▸ **WHAT YOU HAVE TO DO**:
Go over the lines below, and when one contains the word "CATCH", copy it.

▸ **Collected data**:

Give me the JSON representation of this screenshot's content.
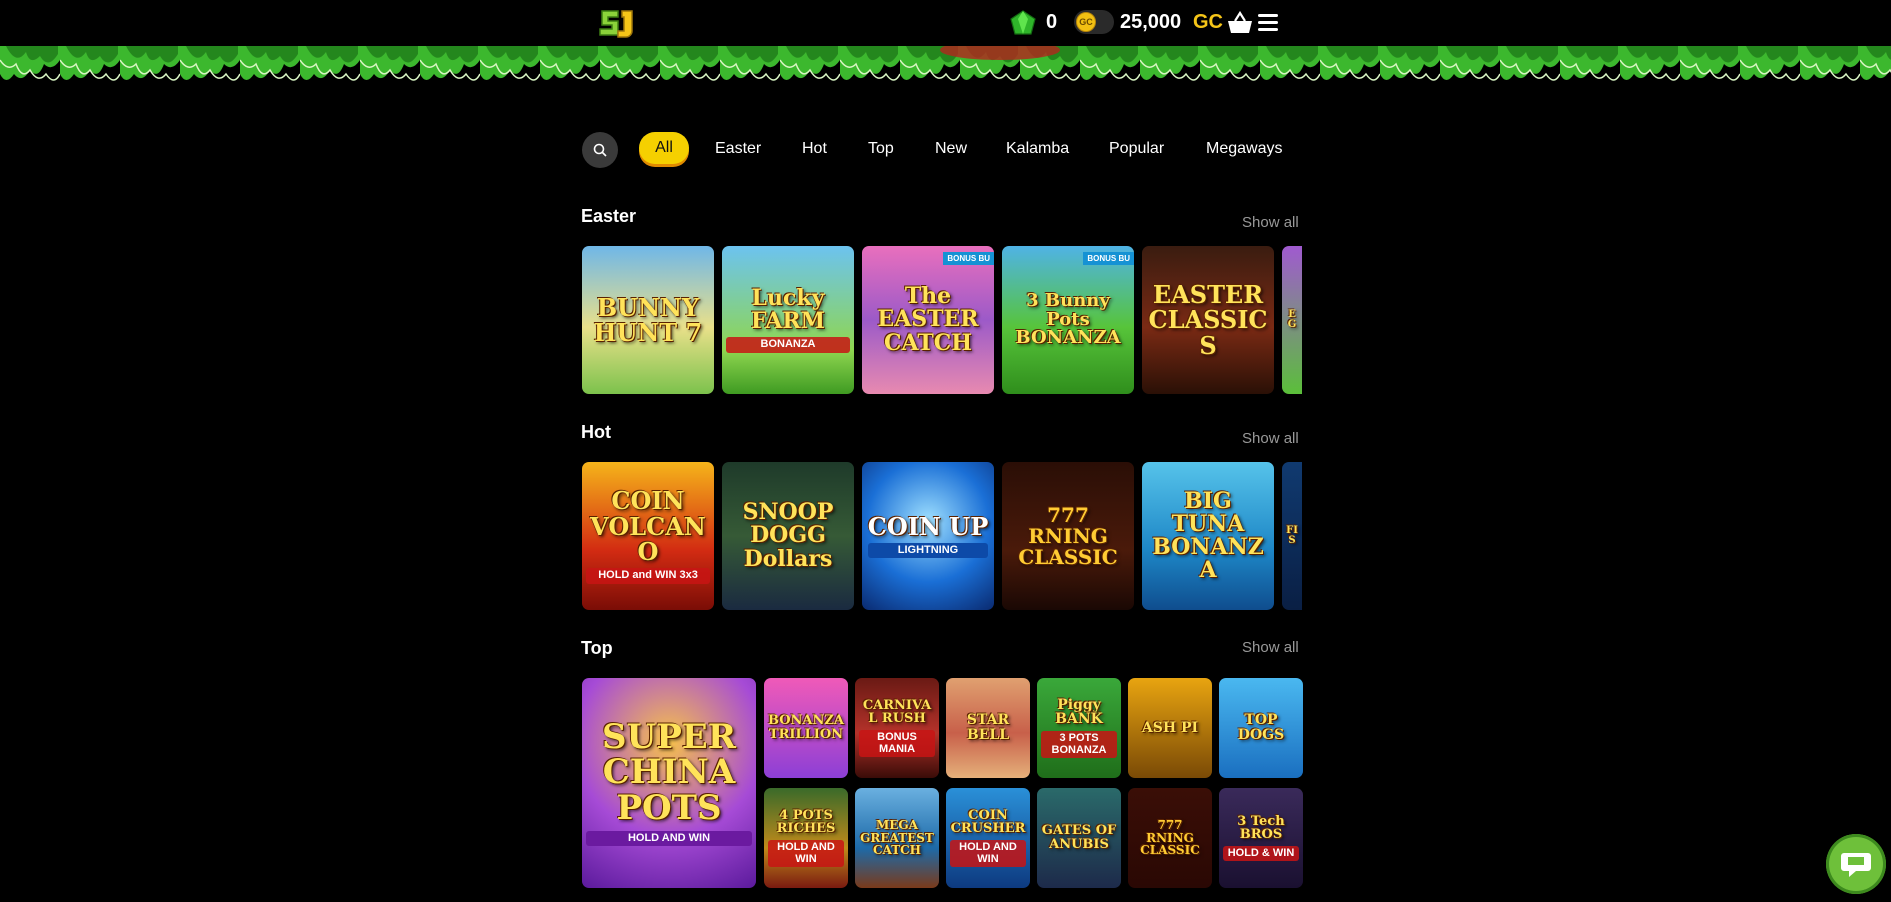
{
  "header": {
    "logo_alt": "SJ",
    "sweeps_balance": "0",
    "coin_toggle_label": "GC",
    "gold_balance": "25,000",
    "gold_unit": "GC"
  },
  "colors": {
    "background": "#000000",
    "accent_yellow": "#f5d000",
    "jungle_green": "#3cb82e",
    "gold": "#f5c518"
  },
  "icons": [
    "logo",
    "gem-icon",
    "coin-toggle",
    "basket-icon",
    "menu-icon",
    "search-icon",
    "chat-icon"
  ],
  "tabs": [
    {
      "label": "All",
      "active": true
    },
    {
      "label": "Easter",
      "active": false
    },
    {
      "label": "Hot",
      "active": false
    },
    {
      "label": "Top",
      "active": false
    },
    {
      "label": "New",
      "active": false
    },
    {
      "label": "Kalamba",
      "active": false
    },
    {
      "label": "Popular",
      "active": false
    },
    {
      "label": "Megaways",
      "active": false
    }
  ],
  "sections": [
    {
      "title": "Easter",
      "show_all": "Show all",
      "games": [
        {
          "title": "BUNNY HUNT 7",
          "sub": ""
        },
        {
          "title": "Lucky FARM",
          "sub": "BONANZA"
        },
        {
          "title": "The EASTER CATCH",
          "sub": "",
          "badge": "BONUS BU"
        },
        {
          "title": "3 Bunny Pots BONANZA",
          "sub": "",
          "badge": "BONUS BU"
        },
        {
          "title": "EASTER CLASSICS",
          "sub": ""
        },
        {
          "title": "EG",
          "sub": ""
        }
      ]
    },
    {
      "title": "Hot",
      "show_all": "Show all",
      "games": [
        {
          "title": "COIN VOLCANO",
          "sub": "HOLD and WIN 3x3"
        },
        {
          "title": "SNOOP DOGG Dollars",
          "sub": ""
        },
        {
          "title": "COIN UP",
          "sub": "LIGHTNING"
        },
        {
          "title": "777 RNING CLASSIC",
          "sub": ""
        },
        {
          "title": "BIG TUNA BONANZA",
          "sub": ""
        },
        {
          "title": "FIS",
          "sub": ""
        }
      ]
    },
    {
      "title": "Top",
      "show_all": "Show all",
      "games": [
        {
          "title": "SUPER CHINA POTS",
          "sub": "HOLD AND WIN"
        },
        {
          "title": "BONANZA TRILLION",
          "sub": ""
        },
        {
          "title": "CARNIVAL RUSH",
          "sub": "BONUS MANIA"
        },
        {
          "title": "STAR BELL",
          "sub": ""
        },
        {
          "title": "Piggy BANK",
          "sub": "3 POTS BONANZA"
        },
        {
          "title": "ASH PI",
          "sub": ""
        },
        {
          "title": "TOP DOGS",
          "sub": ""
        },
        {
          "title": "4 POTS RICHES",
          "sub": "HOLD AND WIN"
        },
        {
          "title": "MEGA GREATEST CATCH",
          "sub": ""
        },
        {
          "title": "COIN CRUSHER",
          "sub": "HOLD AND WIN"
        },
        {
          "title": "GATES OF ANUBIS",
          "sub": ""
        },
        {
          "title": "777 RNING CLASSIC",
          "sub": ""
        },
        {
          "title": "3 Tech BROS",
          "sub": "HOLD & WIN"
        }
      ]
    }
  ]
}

▸ **RESPONSE TO THIS EXERCISE**:
          "title": "The EASTER CATCH",
          "title": "MEGA GREATEST CATCH",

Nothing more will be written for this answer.